Entries shown –

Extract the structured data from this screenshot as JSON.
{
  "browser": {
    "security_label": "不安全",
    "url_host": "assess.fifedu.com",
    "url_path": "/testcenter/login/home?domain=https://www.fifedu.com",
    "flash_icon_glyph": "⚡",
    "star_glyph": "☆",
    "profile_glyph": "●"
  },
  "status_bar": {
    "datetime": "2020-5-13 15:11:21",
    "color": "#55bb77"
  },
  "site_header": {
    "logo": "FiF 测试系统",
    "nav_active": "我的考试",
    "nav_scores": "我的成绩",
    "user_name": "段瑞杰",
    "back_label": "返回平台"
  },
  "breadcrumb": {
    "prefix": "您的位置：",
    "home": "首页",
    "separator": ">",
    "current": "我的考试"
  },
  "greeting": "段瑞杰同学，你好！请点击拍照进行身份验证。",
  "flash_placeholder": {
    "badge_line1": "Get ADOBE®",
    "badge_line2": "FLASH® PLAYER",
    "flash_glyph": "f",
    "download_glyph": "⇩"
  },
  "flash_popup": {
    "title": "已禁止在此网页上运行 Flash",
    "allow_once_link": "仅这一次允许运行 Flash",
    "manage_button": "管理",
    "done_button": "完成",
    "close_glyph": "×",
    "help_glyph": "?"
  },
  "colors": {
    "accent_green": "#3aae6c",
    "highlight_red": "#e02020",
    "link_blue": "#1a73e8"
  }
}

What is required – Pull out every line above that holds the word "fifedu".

Solution –
    "url_host": "assess.fifedu.com",
    "url_path": "/testcenter/login/home?domain=https://www.fifedu.com",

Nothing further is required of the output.